Tips concerning introduction writing
Here are some tips to consider when writing a compare and contrast paper introduction:
- The introduction of a compare and contrast paper must define the two or more principle subjects of the topic.
- The writer has to come up with a good and interesting hook for the paper to capture the attention of the reader and influence him/her to go through the whole.
- The introduction can also feature the definition of the principle terms to be compared and contrasted.
- To have a good introduction, ensure that it is short, clear and interesting without giving much detail.
- Include a thesis statement in the latter parts of the introduction paragraph to show the purpose and significance of the paper to the reader.
Tips on thesis writing
Thesis writing on a compare and contrast essay is largely founded on the main reason of the work.
- Place the thesis as the last sentence of the introductory paragraph.
- Use conditioned word to write the thesis statement such as; although, whereas, while, etc.
- Ensure you aptly show each of the discussable entities addressed in the paper.
- Narrow the focus of the paper to avoid overly broad content which may not be necessary.
- Include the specific purpose of the paper in the thesis statement.
Guidelines on body paragraphs
To write a great paper, keep in mind that in a compare and contrast essay writing, the author must show the distinctive characteristic of the subject entities.
- Each paragraph must carry its point.
- Write either the similarities or differences first and the other later.
- For the differences, each paragraph should show how the two different entities differ before proceeding to the next paragraph.
- Write short paragraphs that are clear, precise and specific to avoid ambiguity.
- Ensure you have an outline that makes you to adhere to the relevant and important details for your essay.
Tips on writing the outline
The importance of an outline for a compare and contrast paper is indispensable.
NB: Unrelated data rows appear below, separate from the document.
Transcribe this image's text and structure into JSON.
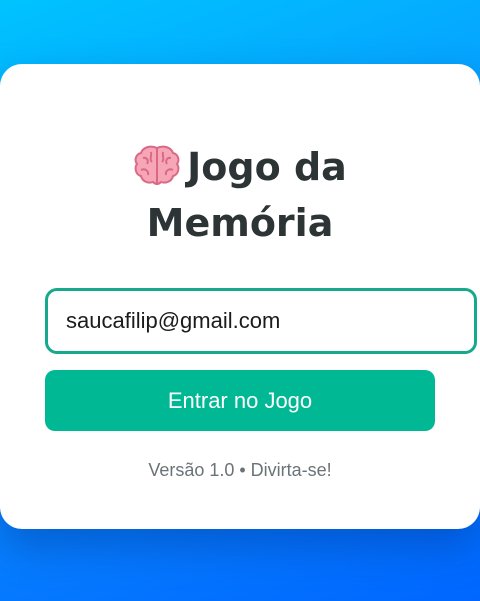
{
  "login": {
    "icon": "brain-icon",
    "title": "Jogo da Memória",
    "email_value": "saucafilip@gmail.com",
    "enter_button_label": "Entrar no Jogo",
    "version_text": "Versão 1.0 • Divirta-se!"
  },
  "colors": {
    "background_start": "#00c3ff",
    "background_end": "#0066ff",
    "card": "#ffffff",
    "accent": "#00b894",
    "input_border": "#16a98b",
    "title_text": "#2d3436",
    "muted_text": "#6b7378"
  }
}
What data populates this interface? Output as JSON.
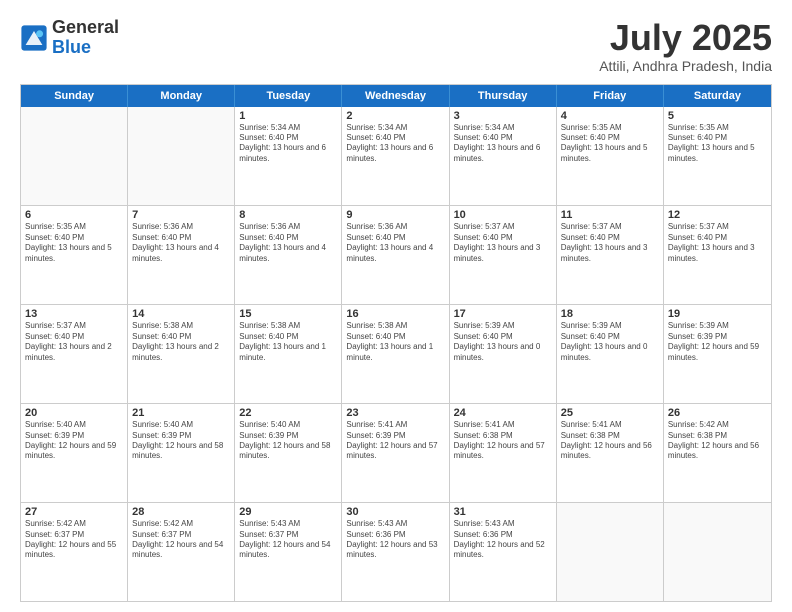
{
  "logo": {
    "general": "General",
    "blue": "Blue"
  },
  "title": "July 2025",
  "location": "Attili, Andhra Pradesh, India",
  "weekdays": [
    "Sunday",
    "Monday",
    "Tuesday",
    "Wednesday",
    "Thursday",
    "Friday",
    "Saturday"
  ],
  "weeks": [
    [
      {
        "day": "",
        "info": ""
      },
      {
        "day": "",
        "info": ""
      },
      {
        "day": "1",
        "info": "Sunrise: 5:34 AM\nSunset: 6:40 PM\nDaylight: 13 hours and 6 minutes."
      },
      {
        "day": "2",
        "info": "Sunrise: 5:34 AM\nSunset: 6:40 PM\nDaylight: 13 hours and 6 minutes."
      },
      {
        "day": "3",
        "info": "Sunrise: 5:34 AM\nSunset: 6:40 PM\nDaylight: 13 hours and 6 minutes."
      },
      {
        "day": "4",
        "info": "Sunrise: 5:35 AM\nSunset: 6:40 PM\nDaylight: 13 hours and 5 minutes."
      },
      {
        "day": "5",
        "info": "Sunrise: 5:35 AM\nSunset: 6:40 PM\nDaylight: 13 hours and 5 minutes."
      }
    ],
    [
      {
        "day": "6",
        "info": "Sunrise: 5:35 AM\nSunset: 6:40 PM\nDaylight: 13 hours and 5 minutes."
      },
      {
        "day": "7",
        "info": "Sunrise: 5:36 AM\nSunset: 6:40 PM\nDaylight: 13 hours and 4 minutes."
      },
      {
        "day": "8",
        "info": "Sunrise: 5:36 AM\nSunset: 6:40 PM\nDaylight: 13 hours and 4 minutes."
      },
      {
        "day": "9",
        "info": "Sunrise: 5:36 AM\nSunset: 6:40 PM\nDaylight: 13 hours and 4 minutes."
      },
      {
        "day": "10",
        "info": "Sunrise: 5:37 AM\nSunset: 6:40 PM\nDaylight: 13 hours and 3 minutes."
      },
      {
        "day": "11",
        "info": "Sunrise: 5:37 AM\nSunset: 6:40 PM\nDaylight: 13 hours and 3 minutes."
      },
      {
        "day": "12",
        "info": "Sunrise: 5:37 AM\nSunset: 6:40 PM\nDaylight: 13 hours and 3 minutes."
      }
    ],
    [
      {
        "day": "13",
        "info": "Sunrise: 5:37 AM\nSunset: 6:40 PM\nDaylight: 13 hours and 2 minutes."
      },
      {
        "day": "14",
        "info": "Sunrise: 5:38 AM\nSunset: 6:40 PM\nDaylight: 13 hours and 2 minutes."
      },
      {
        "day": "15",
        "info": "Sunrise: 5:38 AM\nSunset: 6:40 PM\nDaylight: 13 hours and 1 minute."
      },
      {
        "day": "16",
        "info": "Sunrise: 5:38 AM\nSunset: 6:40 PM\nDaylight: 13 hours and 1 minute."
      },
      {
        "day": "17",
        "info": "Sunrise: 5:39 AM\nSunset: 6:40 PM\nDaylight: 13 hours and 0 minutes."
      },
      {
        "day": "18",
        "info": "Sunrise: 5:39 AM\nSunset: 6:40 PM\nDaylight: 13 hours and 0 minutes."
      },
      {
        "day": "19",
        "info": "Sunrise: 5:39 AM\nSunset: 6:39 PM\nDaylight: 12 hours and 59 minutes."
      }
    ],
    [
      {
        "day": "20",
        "info": "Sunrise: 5:40 AM\nSunset: 6:39 PM\nDaylight: 12 hours and 59 minutes."
      },
      {
        "day": "21",
        "info": "Sunrise: 5:40 AM\nSunset: 6:39 PM\nDaylight: 12 hours and 58 minutes."
      },
      {
        "day": "22",
        "info": "Sunrise: 5:40 AM\nSunset: 6:39 PM\nDaylight: 12 hours and 58 minutes."
      },
      {
        "day": "23",
        "info": "Sunrise: 5:41 AM\nSunset: 6:39 PM\nDaylight: 12 hours and 57 minutes."
      },
      {
        "day": "24",
        "info": "Sunrise: 5:41 AM\nSunset: 6:38 PM\nDaylight: 12 hours and 57 minutes."
      },
      {
        "day": "25",
        "info": "Sunrise: 5:41 AM\nSunset: 6:38 PM\nDaylight: 12 hours and 56 minutes."
      },
      {
        "day": "26",
        "info": "Sunrise: 5:42 AM\nSunset: 6:38 PM\nDaylight: 12 hours and 56 minutes."
      }
    ],
    [
      {
        "day": "27",
        "info": "Sunrise: 5:42 AM\nSunset: 6:37 PM\nDaylight: 12 hours and 55 minutes."
      },
      {
        "day": "28",
        "info": "Sunrise: 5:42 AM\nSunset: 6:37 PM\nDaylight: 12 hours and 54 minutes."
      },
      {
        "day": "29",
        "info": "Sunrise: 5:43 AM\nSunset: 6:37 PM\nDaylight: 12 hours and 54 minutes."
      },
      {
        "day": "30",
        "info": "Sunrise: 5:43 AM\nSunset: 6:36 PM\nDaylight: 12 hours and 53 minutes."
      },
      {
        "day": "31",
        "info": "Sunrise: 5:43 AM\nSunset: 6:36 PM\nDaylight: 12 hours and 52 minutes."
      },
      {
        "day": "",
        "info": ""
      },
      {
        "day": "",
        "info": ""
      }
    ]
  ]
}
The outline keeps the writer focused on the relevant elements of the subject topic. Orderliness and logical flow of ideas are of paramount importance in writing compare and contrast essay outlining to avoid ambiguity and confusion when writing the final draft.. Here are some of the tips for compare and contrast essay outline writing.
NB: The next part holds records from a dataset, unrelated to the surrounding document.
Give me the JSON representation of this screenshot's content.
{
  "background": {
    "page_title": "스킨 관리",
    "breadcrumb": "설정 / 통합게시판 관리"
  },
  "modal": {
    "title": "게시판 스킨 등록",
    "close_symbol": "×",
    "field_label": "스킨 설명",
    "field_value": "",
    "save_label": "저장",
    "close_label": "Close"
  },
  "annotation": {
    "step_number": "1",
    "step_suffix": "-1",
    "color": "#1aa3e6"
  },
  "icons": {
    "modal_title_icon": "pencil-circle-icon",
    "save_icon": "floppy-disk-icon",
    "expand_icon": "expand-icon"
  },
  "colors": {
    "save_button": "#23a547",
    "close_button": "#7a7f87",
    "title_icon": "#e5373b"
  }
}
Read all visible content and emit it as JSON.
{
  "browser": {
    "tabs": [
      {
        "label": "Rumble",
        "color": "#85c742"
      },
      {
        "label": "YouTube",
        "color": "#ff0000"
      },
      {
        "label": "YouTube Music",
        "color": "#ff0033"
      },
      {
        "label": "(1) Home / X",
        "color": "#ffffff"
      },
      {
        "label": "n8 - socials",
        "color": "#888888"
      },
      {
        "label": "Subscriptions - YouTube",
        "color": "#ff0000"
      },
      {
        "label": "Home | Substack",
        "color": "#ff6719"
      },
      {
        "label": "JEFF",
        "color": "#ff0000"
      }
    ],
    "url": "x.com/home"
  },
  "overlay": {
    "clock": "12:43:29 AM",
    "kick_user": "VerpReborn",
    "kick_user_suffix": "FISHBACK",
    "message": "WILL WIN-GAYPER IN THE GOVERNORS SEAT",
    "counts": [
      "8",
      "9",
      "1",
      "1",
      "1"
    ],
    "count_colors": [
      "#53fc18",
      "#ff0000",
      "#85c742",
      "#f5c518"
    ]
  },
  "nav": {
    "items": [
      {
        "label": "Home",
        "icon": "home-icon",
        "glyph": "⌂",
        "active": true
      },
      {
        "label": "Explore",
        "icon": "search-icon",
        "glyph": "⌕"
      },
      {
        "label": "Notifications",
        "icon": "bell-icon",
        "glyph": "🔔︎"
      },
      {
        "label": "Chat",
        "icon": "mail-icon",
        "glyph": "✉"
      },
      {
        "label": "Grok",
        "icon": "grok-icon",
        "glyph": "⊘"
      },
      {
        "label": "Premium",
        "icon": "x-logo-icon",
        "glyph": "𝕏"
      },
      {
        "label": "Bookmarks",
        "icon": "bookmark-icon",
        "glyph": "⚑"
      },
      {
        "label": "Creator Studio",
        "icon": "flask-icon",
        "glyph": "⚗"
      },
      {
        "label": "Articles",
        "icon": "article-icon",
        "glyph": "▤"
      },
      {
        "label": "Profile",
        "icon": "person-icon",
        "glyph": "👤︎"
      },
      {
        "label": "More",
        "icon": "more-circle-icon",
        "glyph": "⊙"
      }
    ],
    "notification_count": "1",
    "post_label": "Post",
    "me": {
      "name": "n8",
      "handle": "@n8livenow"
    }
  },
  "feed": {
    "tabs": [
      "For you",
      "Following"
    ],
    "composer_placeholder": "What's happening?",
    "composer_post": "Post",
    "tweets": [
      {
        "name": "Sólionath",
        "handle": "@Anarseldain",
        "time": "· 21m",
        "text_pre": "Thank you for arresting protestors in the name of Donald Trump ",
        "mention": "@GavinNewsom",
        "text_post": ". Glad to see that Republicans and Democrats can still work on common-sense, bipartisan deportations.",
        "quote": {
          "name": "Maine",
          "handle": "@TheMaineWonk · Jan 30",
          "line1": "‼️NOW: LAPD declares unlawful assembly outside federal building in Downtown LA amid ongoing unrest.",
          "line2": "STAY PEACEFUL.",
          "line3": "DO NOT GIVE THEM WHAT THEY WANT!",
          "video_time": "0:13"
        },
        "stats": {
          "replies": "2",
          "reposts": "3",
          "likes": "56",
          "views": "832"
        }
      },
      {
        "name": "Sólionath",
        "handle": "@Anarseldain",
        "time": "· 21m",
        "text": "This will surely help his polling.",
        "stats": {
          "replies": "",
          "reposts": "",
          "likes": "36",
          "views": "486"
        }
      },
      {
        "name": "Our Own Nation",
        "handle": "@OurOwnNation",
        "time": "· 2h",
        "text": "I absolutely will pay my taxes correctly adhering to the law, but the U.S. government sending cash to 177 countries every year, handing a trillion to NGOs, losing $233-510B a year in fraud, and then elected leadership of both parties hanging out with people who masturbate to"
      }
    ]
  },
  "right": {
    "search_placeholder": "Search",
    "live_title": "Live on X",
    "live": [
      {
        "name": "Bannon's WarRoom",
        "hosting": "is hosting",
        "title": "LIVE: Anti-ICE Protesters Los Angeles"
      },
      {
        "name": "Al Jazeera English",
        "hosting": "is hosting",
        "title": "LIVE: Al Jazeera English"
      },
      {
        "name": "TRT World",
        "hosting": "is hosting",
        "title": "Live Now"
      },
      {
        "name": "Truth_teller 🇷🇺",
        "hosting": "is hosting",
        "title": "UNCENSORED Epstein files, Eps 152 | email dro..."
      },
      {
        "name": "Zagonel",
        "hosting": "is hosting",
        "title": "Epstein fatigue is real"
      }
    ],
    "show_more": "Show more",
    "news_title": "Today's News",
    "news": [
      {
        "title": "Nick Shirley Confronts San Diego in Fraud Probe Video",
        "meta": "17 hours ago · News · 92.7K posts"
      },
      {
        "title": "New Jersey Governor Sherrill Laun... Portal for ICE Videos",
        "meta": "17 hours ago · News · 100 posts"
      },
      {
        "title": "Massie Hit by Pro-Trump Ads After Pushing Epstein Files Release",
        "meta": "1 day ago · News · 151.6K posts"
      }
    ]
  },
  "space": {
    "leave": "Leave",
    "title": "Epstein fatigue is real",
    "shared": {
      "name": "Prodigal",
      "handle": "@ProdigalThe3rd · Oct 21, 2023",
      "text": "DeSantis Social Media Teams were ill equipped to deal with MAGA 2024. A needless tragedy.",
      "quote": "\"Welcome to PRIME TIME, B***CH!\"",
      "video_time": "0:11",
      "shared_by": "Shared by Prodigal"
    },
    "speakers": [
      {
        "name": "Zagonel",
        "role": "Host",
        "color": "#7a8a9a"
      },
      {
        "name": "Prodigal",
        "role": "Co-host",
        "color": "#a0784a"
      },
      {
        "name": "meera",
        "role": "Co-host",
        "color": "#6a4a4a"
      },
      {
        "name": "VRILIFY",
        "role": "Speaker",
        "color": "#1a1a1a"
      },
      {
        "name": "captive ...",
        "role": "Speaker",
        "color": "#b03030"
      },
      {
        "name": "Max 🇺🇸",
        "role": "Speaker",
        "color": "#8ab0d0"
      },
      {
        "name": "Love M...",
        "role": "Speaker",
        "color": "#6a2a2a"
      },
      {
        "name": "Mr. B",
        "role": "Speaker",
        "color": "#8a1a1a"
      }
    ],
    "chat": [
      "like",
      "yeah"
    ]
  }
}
- Put down the similarities and differences of the entities in shorthand
- The compare and contrast paper outline should at least capture all the main points to be discussed
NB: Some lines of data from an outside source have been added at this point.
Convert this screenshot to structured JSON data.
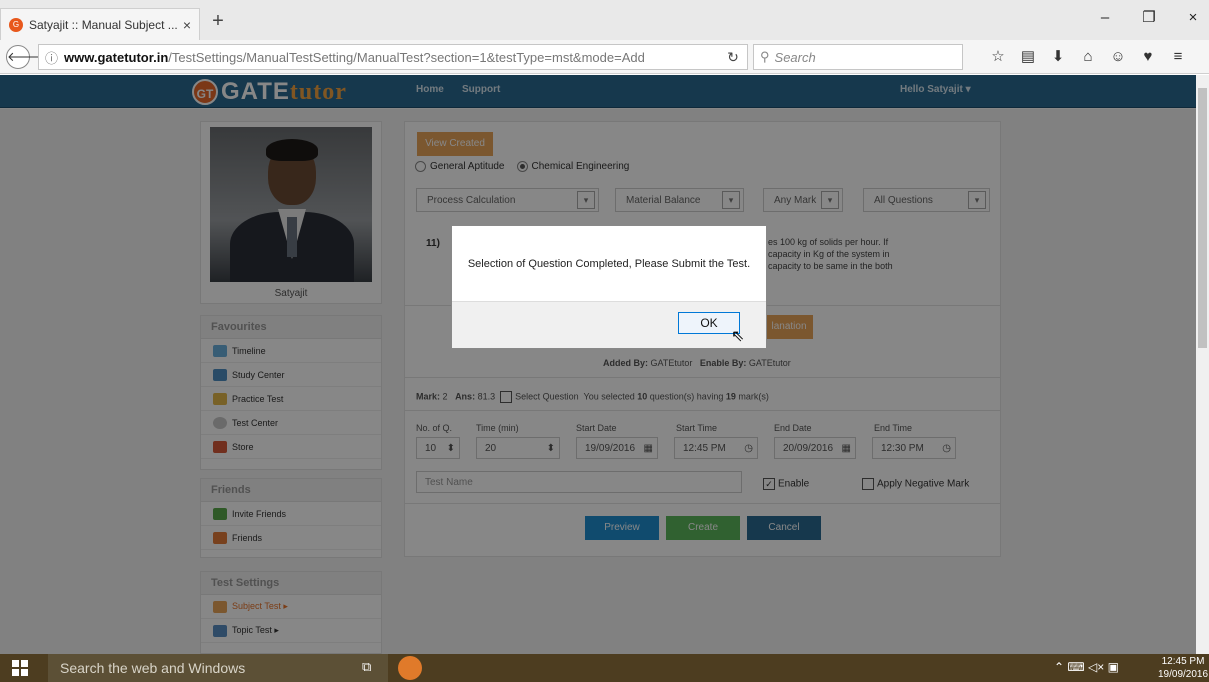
{
  "browser": {
    "tab_title": "Satyajit :: Manual Subject ...",
    "tab_close": "×",
    "new_tab": "+",
    "url_domain": "www.gatetutor.in",
    "url_path": "/TestSettings/ManualTestSetting/ManualTest?section=1&testType=mst&mode=Add",
    "search_placeholder": "Search",
    "window_controls": [
      "–",
      "❐",
      "×"
    ]
  },
  "site": {
    "logo_gt": "GT",
    "logo_gate": "GATE",
    "logo_tutor": "tutor",
    "nav": [
      "Home",
      "Support"
    ],
    "hello": "Hello Satyajit ▾"
  },
  "profile": {
    "name": "Satyajit"
  },
  "sidebar": {
    "favourites_title": "Favourites",
    "favourites": [
      "Timeline",
      "Study Center",
      "Practice Test",
      "Test Center",
      "Store"
    ],
    "friends_title": "Friends",
    "friends": [
      "Invite Friends",
      "Friends"
    ],
    "settings_title": "Test Settings",
    "settings": [
      "Subject Test ▸",
      "Topic Test ▸"
    ]
  },
  "main": {
    "view_created_test": "View Created Test",
    "radio_general": "General Aptitude",
    "radio_chemical": "Chemical Engineering",
    "selects": [
      "Process Calculation",
      "Material Balance",
      "Any Mark",
      "All Questions"
    ],
    "question_number": "11)",
    "question_text": [
      "es 100 kg of solids per hour. If",
      "capacity in Kg of the system in",
      "capacity to be same in the both"
    ],
    "explanation_btn": "lanation",
    "added_by_label": "Added By:",
    "added_by": "GATEtutor",
    "enable_by_label": "Enable By:",
    "enable_by": "GATEtutor",
    "mark_label": "Mark:",
    "mark": "2",
    "ans_label": "Ans:",
    "ans": "81.3",
    "select_question": "Select Question",
    "selected_text_a": "You selected",
    "selected_count": "10",
    "selected_text_b": "question(s) having",
    "selected_marks": "19",
    "selected_text_c": "mark(s)",
    "field_labels": [
      "No. of Q.",
      "Time (min)",
      "Start Date",
      "Start Time",
      "End Date",
      "End Time"
    ],
    "no_of_q": "10",
    "time_min": "20",
    "start_date": "19/09/2016",
    "start_time": "12:45 PM",
    "end_date": "20/09/2016",
    "end_time": "12:30 PM",
    "test_name_placeholder": "Test Name",
    "enable_label": "Enable",
    "negative_label": "Apply Negative Mark",
    "preview_btn": "Preview",
    "create_btn": "Create",
    "cancel_btn": "Cancel"
  },
  "dialog": {
    "message": "Selection of Question Completed, Please Submit the Test.",
    "ok": "OK"
  },
  "taskbar": {
    "search": "Search the web and Windows",
    "time": "12:45 PM",
    "date": "19/09/2016"
  },
  "colors": {
    "header": "#2b6a92",
    "orange": "#e8a45a",
    "blue_btn": "#1f8fd0",
    "green_btn": "#5cb85c",
    "cancel_btn": "#2b6a92"
  }
}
- Number your points
- Write the strongest points first
- Insert subtopics from topics followed by a short description
Tips on conclusion writing
The conclusion is a powerful part of the entire paper that brings together the two related yet antagonizing entities. Here are some tips for writing a perfect conclusion for a comparison and contrasting paper.
- Write a general summary of the points in the body paragraphs
- Reassert the thesis statement
- Base your conclusion on data/evidence presented above and not personal opinions
- The summary should not convey the content in the same words used in the body, but emphatically state the point in a new and convincing way
- Keep the conclusion short, concise and objective
The following is a perfect example of how a compare and contrast paper outline is written. The example of a compare and contrast paper outline below shows the format and general appearance of compare and contrast papers.
Dogs Vs Cats
Introduction to the broad topic – Cats and Dogs are some of the animals largely domesticated by man.
Thesis statement –in this paper, the differences and similarities of dogs and cats are discussed in details featuring the important details.
- Both are domestic animals
- They are both carnivorous
- Both are pets
- Dogs are bigger than cats
- Fully grown cats have 30 teeth while dogs have 42
- Dogs are more easily trainable than cats
Summary of main points – some of the differences discussed above include about their dental formula, trainability, and physical attributes. Their most pronounced attributes include their carnivorous nature and considered to be pets.